Counting task for the entries below: give the number of lines that contain the word "code", with no other text.

____

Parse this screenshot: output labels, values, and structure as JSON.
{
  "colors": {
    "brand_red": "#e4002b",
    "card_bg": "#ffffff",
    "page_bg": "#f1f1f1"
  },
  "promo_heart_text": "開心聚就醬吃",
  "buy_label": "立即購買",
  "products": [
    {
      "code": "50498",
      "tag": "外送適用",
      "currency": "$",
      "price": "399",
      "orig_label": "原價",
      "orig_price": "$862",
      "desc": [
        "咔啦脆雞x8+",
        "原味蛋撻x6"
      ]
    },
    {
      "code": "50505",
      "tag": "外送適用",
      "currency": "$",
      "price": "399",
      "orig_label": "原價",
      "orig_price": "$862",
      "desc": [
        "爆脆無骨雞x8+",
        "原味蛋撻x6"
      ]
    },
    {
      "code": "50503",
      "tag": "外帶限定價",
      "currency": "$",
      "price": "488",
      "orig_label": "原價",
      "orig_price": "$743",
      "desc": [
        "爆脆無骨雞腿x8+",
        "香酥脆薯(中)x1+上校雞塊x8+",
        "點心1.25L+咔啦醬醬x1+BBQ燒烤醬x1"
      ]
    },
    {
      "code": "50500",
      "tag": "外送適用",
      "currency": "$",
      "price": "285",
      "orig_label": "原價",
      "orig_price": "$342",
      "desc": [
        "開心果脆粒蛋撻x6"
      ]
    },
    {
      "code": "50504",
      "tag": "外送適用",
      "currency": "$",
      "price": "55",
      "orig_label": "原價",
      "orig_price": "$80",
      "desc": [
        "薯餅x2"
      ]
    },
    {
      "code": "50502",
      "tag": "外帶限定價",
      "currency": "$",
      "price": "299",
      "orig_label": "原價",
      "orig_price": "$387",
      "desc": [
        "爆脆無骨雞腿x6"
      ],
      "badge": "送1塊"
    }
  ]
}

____

WRITTEN RESPONSE: 6